The next “potential dominoes to fall,” according to Hartnett, are crypto and credit, the “froth” and the “glue,” as he put it. He also suggested the Fed could announce an accelerated taper at the December meeting.
Most importantly, Hartnett called the dollar the “ultimate sign of peak liquidity.” The dollar index is perched at the highest since July of 2020 (figure below).
On Friday, following prepared remarks for a webcast, Richard Clarida said the Fed could discuss speeding up the taper during next month’s policy deliberations.
“I’ll be looking closely at the data that we get between now and the December meeting,” Clarida said. Earlier in the session, Christopher Waller said he favors a faster taper on labor market improvements and rising inflation. He also said the liftoff test has been met on the inflation front. “Sitting around waiting for this to disappear is not necessarily the optimal policy response,” Waller added.
The dollar rose when Clarida’s remarks hit the wires. Earlier this week, one analyst called the greenback’s rise “unstoppable” as long as it’s “justified by strong US data.”
7 thoughts on “Don’t Forget About The Plague”
H-Man, methinks the genie is out of bottle and now everyone is fumbling to find the cork.
It’s amazing how little economist know about economics.
It is amazing how little climate scientists know about the climate, but we intuitively know that too much pollution is bad.
I’ve almost never met a stock I actually liked but that perfect slide down in real rates starting in 1975 has made me richer than I ever dreamed. I do luv my beautiful bonds. (Remember, different strokes …)
Fair enough but is there a bottom to the Ice Age?
Frankly, I think the policy mistake in 2008-9 was on the fiscal side, not the monetary side.
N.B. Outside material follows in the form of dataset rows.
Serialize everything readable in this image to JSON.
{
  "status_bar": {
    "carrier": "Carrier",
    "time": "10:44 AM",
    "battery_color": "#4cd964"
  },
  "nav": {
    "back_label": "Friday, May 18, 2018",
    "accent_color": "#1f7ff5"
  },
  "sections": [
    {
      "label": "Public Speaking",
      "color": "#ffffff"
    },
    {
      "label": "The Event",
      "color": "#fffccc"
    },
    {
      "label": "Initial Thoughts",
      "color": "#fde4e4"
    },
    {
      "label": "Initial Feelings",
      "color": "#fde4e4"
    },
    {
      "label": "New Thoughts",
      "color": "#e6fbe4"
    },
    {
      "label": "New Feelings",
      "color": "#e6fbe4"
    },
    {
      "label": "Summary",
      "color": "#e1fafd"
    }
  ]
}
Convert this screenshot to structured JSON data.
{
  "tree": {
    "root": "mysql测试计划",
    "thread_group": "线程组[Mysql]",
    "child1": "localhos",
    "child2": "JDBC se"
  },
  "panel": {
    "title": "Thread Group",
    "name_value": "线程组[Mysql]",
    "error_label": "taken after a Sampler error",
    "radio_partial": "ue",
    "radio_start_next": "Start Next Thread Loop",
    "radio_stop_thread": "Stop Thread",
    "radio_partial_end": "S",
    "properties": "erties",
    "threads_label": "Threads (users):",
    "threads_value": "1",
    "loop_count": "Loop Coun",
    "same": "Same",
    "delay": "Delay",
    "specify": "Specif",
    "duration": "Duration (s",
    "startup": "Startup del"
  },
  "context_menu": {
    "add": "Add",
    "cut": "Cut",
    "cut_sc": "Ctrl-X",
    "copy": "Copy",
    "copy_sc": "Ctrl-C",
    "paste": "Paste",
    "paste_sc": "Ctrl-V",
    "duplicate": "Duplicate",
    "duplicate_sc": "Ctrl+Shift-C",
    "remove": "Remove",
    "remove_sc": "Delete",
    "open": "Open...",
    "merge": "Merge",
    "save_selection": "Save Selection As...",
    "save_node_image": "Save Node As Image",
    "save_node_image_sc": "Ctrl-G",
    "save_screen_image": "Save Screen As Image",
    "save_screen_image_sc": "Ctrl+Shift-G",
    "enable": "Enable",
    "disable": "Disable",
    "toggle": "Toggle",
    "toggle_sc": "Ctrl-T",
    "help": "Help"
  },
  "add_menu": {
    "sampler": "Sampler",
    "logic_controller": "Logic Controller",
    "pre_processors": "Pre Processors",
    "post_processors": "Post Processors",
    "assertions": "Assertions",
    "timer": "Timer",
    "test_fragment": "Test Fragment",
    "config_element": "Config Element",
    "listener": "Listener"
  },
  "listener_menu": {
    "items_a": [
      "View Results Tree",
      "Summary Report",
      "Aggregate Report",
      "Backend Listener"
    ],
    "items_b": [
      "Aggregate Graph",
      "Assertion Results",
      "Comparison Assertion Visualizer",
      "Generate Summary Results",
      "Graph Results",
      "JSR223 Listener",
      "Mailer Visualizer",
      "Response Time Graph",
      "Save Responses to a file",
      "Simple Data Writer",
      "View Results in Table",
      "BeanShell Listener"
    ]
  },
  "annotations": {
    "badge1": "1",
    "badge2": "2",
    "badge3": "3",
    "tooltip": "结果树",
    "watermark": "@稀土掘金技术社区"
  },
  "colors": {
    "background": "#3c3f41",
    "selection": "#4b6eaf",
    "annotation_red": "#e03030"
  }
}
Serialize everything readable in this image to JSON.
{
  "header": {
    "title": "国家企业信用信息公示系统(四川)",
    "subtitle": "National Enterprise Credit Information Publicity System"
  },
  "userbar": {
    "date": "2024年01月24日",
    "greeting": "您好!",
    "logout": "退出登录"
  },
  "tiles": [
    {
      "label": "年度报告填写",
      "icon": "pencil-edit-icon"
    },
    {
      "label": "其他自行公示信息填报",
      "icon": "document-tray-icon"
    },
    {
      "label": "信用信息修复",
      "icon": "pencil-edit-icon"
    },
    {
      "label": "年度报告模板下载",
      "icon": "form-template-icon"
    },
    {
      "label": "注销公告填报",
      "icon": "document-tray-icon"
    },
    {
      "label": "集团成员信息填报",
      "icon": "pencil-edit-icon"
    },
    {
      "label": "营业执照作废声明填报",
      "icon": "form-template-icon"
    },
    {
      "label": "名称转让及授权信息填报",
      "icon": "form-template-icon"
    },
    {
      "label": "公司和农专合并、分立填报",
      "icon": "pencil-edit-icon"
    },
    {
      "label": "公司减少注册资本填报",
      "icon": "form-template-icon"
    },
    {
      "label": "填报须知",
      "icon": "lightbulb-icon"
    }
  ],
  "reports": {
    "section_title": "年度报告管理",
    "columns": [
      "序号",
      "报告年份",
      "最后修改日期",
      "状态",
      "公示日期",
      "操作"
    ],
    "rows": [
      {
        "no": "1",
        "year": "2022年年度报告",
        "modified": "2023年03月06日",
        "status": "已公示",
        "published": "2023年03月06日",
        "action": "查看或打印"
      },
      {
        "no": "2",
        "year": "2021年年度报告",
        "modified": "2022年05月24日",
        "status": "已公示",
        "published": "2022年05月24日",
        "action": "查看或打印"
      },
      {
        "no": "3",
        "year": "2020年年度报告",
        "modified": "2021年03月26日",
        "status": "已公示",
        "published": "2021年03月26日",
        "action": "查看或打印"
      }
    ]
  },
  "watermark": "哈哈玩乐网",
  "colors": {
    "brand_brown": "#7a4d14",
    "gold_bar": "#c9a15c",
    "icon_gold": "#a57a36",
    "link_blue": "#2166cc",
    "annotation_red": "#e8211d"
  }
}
And from then on, everything got out of whack, whacker and whacker.
But, hey, you had to punish the people for electing a Black man to the presidency…
Here is my question–if you look at the forwards, 1y forwards on nominal rates vs 1y forwards on inflation, say 5yr forward it has a terminal rate of approximately -140bps. So this is beyond what can be considered as transitory or not on the inflation question. This comes at a time when virtually nobody sees any value in owning fixed income, but clearly somebody, somewhere is buying these bonds. Maybe it is because the US is cheaper than the alternatives. Maybe it is the banks who are buying. Maybe it is LDI allocation into Treasuries to insulate their funding ratios. Honestly, it makes little sense unless this permanent word of exception aka Kocic is correct. Maybe it is the size of the debt that makes normalization to positive real rates impossible. My clearly outdated Treasury model has fair value over 2.0%, but I fully expect to be just frustrated by this. I don’t buy TINA. Bonds are expensive sure, but so are stocks, and so is credit. I really don’t get it.